Chronicle Of Higher Education April 25, 2008
Colleges Create Facebook-Style Social Networks to Reach Alumni
By JJ HERMES
But many of the sites have struggled to attract alumni and to keep them interacting with the devotion they show to their online profiles on other networks. That makes the sites less useful to colleges, which want to foster closer ties with alumni and keep tabs on their whereabouts for fund raising and other purposes.
"Social networking is definitely hot, and people want to know what to do," says Andrew Shaindlin, executive director of the alumni association at the California Institute of Technology.
The question, he says, is, Do these exclusive networks fill a need for alumni?
Colleges have long tried to tap into Facebook by establishing affinity groups there, but they cannot easily mine the site for data or contact information. So, in order to embrace the social-networking phenomenon themselves, many institutions have simply built their own networks.
While online socializing is one attraction for alumni, career development has grown as another major draw for the colleges' networking sites. Now job hunters can more easily identify and contact fellow alumni who are employed at companies where they want to work. Some employers that pay a fee can tap into the sites to recruit alumni from specific institutions or who graduated with certain majors.
Several companies offer platforms for institutional alumni networks, and two have taken a particularly large share of the business. Affinity Circles Inc., which was created in 2002 by Stanford University students, offers a product called inCircle and says it has about 95 college customers. Another company, iModules Software Inc., has offered alumni-centric products since 1999, including one for social networking called Encompass. More than 500 colleges and universities use its products, the company says.

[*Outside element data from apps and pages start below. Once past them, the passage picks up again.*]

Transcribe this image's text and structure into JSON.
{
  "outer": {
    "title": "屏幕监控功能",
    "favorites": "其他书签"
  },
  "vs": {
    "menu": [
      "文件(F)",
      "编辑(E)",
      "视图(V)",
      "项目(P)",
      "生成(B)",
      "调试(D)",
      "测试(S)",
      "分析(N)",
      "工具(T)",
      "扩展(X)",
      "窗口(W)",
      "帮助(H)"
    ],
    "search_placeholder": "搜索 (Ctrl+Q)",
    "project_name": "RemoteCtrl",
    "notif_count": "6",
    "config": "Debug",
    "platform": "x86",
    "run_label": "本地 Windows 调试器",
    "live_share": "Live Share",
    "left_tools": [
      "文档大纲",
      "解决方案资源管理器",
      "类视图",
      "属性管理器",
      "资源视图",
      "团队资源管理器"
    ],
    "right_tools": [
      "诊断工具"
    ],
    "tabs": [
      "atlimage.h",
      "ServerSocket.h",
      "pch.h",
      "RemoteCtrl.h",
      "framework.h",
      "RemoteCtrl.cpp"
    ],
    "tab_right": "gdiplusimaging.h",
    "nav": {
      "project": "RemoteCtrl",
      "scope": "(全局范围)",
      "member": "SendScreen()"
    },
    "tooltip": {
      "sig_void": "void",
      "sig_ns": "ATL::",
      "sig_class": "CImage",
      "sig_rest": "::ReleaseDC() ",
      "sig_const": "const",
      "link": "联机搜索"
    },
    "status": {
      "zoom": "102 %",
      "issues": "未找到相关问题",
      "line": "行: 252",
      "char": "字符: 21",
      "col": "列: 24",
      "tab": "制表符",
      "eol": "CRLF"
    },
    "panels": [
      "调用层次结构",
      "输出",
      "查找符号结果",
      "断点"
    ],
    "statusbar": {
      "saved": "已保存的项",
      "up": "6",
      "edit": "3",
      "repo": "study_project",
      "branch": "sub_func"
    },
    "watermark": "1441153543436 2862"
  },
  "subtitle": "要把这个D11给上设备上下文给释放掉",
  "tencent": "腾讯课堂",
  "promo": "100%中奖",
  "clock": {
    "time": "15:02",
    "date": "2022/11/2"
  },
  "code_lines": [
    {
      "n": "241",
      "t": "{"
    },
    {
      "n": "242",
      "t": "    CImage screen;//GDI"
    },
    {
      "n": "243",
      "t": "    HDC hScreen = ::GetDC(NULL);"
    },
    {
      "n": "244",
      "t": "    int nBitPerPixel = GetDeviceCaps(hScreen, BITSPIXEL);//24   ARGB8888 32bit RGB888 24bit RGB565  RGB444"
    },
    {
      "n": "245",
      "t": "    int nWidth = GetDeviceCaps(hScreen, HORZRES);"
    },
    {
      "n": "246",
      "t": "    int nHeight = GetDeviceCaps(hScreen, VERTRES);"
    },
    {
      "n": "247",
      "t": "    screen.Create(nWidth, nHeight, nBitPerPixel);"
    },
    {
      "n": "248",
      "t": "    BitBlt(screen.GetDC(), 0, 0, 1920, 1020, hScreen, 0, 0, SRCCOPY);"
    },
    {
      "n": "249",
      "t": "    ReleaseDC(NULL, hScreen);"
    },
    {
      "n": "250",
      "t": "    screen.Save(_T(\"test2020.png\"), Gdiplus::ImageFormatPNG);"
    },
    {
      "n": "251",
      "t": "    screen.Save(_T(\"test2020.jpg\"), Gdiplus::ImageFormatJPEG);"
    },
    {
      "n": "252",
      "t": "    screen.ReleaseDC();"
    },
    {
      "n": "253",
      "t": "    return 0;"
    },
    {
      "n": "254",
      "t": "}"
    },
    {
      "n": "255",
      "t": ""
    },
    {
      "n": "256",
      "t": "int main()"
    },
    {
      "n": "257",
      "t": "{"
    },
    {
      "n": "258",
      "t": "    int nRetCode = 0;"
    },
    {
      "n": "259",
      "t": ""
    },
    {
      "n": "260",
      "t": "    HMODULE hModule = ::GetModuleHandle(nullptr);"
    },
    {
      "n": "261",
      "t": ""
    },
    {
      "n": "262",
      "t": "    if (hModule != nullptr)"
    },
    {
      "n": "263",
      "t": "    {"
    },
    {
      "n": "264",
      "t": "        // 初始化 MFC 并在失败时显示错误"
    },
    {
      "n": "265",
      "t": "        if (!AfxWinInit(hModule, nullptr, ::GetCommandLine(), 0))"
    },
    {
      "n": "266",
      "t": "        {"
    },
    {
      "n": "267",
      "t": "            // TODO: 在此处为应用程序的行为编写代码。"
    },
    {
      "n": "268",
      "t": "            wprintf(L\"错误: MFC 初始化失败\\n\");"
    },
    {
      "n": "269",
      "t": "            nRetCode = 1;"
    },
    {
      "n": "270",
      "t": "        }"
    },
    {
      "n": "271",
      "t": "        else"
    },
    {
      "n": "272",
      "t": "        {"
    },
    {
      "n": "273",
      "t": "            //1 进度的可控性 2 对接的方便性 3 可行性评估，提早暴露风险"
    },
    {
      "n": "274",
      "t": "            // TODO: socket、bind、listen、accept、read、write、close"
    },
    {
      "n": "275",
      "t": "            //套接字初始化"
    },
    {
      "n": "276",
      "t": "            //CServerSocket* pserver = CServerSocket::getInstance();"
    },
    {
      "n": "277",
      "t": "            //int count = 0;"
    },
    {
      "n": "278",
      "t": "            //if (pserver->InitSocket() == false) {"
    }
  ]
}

"We don't do many events where we can reconnect 2,300 people simultaneously," says Mr. Brandon. "We see a lot of groups of friends reconnecting online."
While most alumni associations have used commercial vendors to construct their social-networking presences, a few colleges have built their own.
Elon University released its online "town square," called E², last May. Administrators were looking to revamp the alumni association's Web site to make it more dynamic. They ended up building a social network not just for alumni but also for current students, faculty members, and even parents.
The site has a feel similar to that of a Facebook profile page but with several additional features, including the option for students and alumni to post résumés along with their profiles.
Alumni may find the network more attractive than current students do. "I've heard there's a lot of resistance from the students to using it — they think it's cheesy and repetitive of Facebook," says Caroline E. Sage, a 2002 graduate. "But I do know a lot of people who have reconnected, and I have been surprised by the alumni involvement.
A Closed Environment
Carleton College, too, is creating its own alumni-networking site, using an open-source framework called Elgg. The exclusivity of existing platforms was one reason campus officials decided to forgo commercial vendors and build their own site, which will allow alumni to interact with people outside the college community.
"They were all working in the model of creating a closed environment where your alums can do all the stuff they can on Facebook," says Mark F. Heiman, a senior Web-application developer at Carleton. "We looked at that and said, 'This is not going to work. Nobody is going to sign on to this.'
"That message has not been lost on some alumni directors, who see the restrictive nature of the social-networking sites offered by colleges as a major drawback.
He suggests that colleges focus on working as best as they can to stay connected with current and former students through Web sites those people already use, including the career-networking site LinkedIn.
Most software companies that build online-networking systems for colleges have been reluctant to confront the issue of how having closed environments can put those systems at a disadvantage. Mike McCamon, vice president for marketing at iModules, says his company is considering steps to allow alumni associations to interact with iModules customers at other institutions but has no immediate plans to do so.
Section: Money & ManagementVolume 54, Issue 33, Page A18